If you are sent letters by the company issuing the ticket, then make sure you keep all of this as well as any mitigating evidence like receipts from a vehicle recovery operator if you broke down
Ignore it – this is a high-risk strategy which does work in some cases. A lot of parking operators – particularly those who are not members of a trade body like the British Parking Association (BPA) or Independent Parking Committee (IPC) – will be unwilling to spend time and money pursuing parking tickets through court action which they are not guaranteed to win.
Tell them you won’t pay – this works in many cases. Write back to the company telling them why you think the ticket was unfair (inadequate signage, poorly marked bays, etc.) and that you will not pay their invoice. You may have to go to court if you go down this route so make sure you’ve gathered enough evidence but, in most cases, the parking operator will quietly drop the action.
Appeal – the operator should have an appeals process which you should use before resorting to a trade body appeal. Write to it, telling it why the fine was unfair. If the operator is a member of the BPA then you can appeal to Popla, PO Box 1270, Warrington WA4 9RL. If the operator is a member of the IPC then use the Independent Appeals Service’s website at https://www.theias.org/
If you lose the appeal – you need to decide whether to pay up, do nothing and ignore it or take the company on. The operator is still going to have to take you to court to enforce it and there is no guarantee that it will do this.

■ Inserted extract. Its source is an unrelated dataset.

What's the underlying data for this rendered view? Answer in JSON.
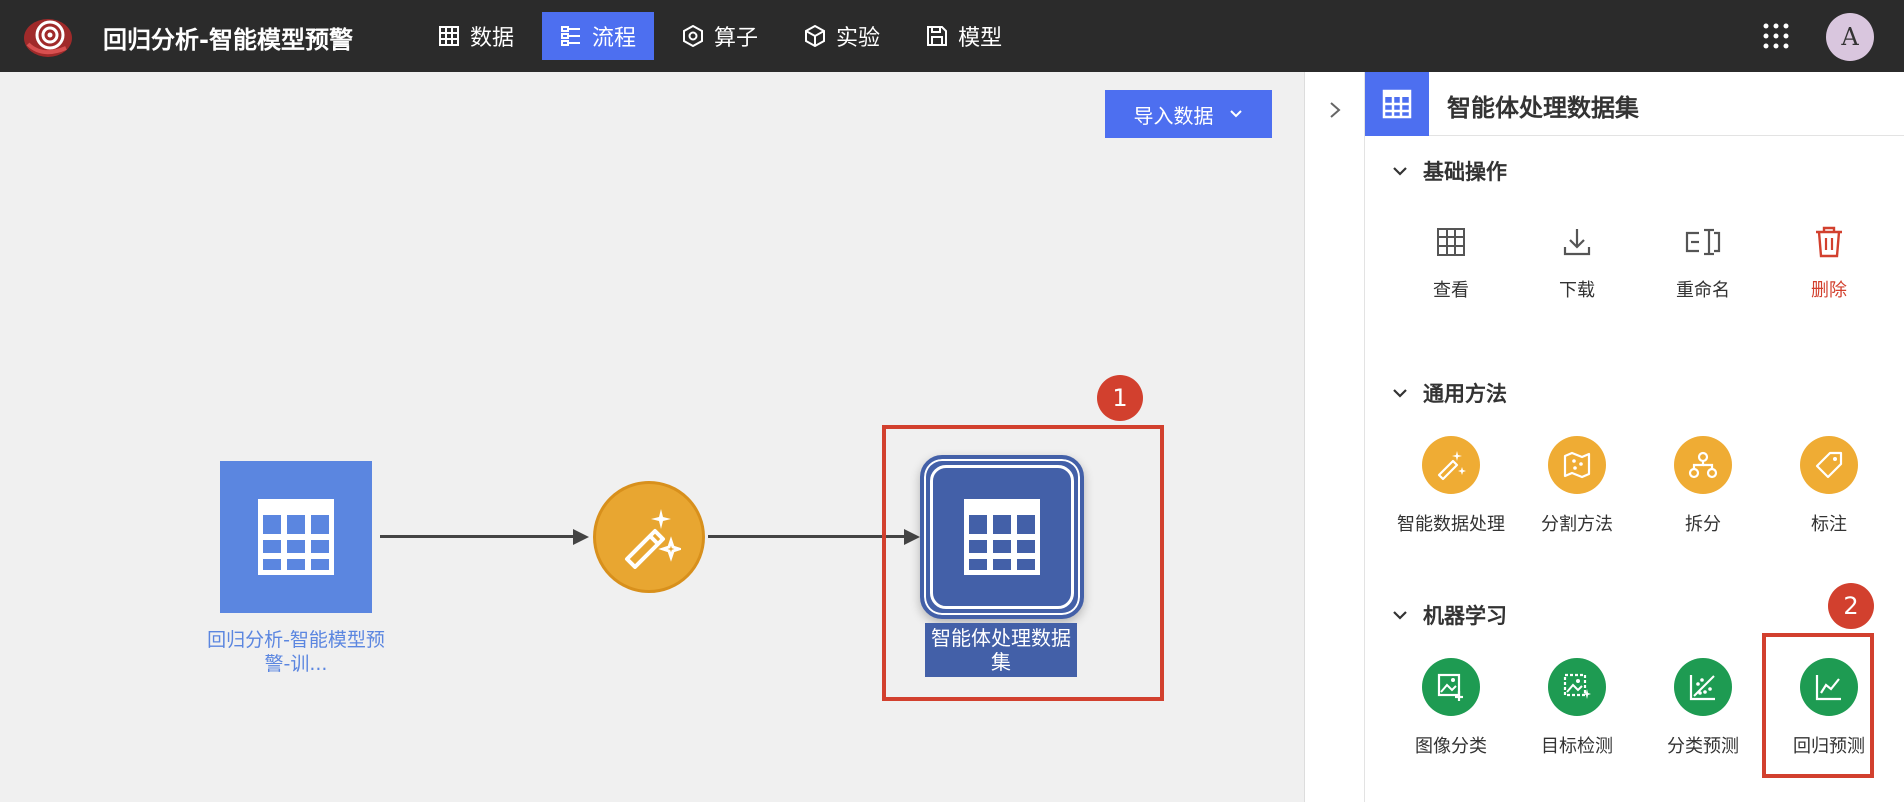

If it does take you to court, it will be through the small claims service and the worst that will happen is that you will be ordered to pay the ticket plus, possibly, any court fees (which are likely to be between £25 and £400).
Oliver Jones has written for Solution Loans since 2015. His passion for personal finance comes through in the 150+ blog posts he's written since that time. His talent for explaining all things money means he's covered topics as diverse as...Read more about Oliver Jones